We visited Loch Coruisk via boat from Elgol. The car drive to Elgol, while offering some superb scenery, isn’t for the inexperienced driver. The single track roads and steep descent toward the end made this a nail-biting experience in parts! We’d deliberated over one of the more expensive ‘AquaXplore’ trips to Canna, Rum, Soay or Eigg (which should have guaranteed sight of the beautiful puffins). We took the cheaper option though and settled on the Bella Jane boat trip to Loch Coruisk, which cost £20 return. The boat journey there and back was hugely enjoyable and the young lad training to be skipper proved to be a good audio guide; we also saw lots of seals bathing on the rocks and the unfortunate sight of a old lady sunbathing naked on the rocks! I don’t think she expected a boat to pass!
We were given 1.5 hours ashore to explore Loch Coruisk, which is spectacularly set in the heart of The Cuilin. The wind was fierce, but our brisk walk was terrific, even though we only had time to explore one side of The Loch and return via the same route. Our enjoyment was helped by the secludedness of Loch Coruisk - apart from a few campers and fellow boat-trippers the loch was deserted.

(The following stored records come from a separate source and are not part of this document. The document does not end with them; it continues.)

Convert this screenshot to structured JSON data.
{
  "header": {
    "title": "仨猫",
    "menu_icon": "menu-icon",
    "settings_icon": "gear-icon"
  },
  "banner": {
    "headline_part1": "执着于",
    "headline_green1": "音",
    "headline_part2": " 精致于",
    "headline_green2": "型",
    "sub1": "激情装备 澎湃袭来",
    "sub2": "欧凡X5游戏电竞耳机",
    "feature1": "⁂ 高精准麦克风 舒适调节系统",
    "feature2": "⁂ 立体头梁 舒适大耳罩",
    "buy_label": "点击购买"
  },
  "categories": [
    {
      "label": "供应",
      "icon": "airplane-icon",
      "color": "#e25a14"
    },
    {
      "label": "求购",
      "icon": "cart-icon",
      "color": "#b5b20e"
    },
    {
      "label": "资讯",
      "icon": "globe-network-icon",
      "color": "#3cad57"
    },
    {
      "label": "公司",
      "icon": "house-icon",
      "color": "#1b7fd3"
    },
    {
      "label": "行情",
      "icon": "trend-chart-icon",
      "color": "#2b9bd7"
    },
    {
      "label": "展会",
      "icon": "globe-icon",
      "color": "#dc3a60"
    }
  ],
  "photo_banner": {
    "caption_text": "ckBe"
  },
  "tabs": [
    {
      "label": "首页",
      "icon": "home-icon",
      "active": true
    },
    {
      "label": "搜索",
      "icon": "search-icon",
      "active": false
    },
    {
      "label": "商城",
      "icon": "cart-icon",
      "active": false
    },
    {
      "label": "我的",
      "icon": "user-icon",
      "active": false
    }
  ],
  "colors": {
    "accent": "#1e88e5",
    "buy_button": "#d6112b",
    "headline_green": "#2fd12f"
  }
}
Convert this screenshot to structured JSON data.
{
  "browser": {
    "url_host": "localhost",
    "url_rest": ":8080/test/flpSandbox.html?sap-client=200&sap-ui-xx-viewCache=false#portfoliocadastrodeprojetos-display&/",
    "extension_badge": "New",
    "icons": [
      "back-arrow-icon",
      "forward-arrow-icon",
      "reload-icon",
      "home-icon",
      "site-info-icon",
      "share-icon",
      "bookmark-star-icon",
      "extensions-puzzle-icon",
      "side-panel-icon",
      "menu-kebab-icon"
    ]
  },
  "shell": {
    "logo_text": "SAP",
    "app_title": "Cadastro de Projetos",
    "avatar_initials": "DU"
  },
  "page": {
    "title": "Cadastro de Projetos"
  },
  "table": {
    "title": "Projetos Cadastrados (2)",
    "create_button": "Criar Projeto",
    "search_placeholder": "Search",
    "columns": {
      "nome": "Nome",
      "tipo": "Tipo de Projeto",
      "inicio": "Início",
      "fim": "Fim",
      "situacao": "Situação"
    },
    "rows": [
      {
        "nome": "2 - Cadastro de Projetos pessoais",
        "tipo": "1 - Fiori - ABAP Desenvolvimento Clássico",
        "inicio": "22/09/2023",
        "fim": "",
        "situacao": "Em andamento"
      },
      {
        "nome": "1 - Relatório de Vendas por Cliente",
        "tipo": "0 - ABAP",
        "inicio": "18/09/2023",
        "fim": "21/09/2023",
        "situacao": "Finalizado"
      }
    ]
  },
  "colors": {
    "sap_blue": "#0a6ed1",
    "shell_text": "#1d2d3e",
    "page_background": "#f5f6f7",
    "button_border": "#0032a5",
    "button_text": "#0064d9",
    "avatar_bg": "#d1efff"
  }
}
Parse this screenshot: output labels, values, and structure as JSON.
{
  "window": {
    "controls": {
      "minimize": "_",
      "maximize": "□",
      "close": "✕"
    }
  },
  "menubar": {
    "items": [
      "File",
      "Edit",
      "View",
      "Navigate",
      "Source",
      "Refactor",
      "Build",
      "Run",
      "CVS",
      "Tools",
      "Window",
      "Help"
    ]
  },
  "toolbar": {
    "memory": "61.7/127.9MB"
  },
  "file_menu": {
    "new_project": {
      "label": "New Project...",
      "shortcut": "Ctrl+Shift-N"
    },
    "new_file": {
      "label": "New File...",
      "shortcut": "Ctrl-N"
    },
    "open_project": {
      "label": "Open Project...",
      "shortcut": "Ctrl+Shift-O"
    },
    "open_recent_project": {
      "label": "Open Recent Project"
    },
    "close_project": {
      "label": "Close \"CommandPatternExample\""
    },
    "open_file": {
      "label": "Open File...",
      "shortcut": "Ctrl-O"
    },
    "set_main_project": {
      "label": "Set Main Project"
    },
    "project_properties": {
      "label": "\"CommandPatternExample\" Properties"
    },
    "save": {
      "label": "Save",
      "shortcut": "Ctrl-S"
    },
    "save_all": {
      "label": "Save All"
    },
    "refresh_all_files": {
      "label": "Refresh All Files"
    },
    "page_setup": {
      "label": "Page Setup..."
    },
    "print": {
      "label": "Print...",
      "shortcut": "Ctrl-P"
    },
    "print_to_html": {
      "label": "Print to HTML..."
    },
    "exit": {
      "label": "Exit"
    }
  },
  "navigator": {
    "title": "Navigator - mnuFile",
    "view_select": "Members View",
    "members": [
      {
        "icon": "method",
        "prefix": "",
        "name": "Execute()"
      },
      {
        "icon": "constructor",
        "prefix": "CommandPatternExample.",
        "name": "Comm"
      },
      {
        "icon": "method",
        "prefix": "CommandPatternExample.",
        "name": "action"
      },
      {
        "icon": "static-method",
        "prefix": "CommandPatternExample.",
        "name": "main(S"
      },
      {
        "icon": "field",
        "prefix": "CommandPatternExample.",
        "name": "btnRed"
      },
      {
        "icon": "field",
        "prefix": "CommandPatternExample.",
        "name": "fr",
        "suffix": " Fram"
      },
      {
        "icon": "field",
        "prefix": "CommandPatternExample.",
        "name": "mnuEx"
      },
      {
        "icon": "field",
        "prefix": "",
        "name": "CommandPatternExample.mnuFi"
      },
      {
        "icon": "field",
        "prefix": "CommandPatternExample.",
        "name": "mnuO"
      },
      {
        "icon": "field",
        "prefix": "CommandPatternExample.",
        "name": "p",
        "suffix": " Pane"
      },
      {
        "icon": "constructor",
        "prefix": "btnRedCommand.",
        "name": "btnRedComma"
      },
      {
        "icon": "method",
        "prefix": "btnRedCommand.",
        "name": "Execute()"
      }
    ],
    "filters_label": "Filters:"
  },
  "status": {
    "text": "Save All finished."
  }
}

No trip to Skye would be complete without a trip to the Talisker Distillery. However, Talisker is no different to most other Scottish distilleries in that it's now brewery owned and much of the early and latter stages of whisky production are done off-site. Booking the tours in advance is advisable, as they are popular throughout the day. A dram in the visitor's reception gets the tour started, before heading to view the malted barley. Unfortunately the washbacks were being cleaned when we visited, so we were unable to enter that particular room - it's really luck of the draw how much of the Talisker distillery you experience on your tour. The wash still and spirit safe were the most interesting parts, all helped by a guide who was good at their job.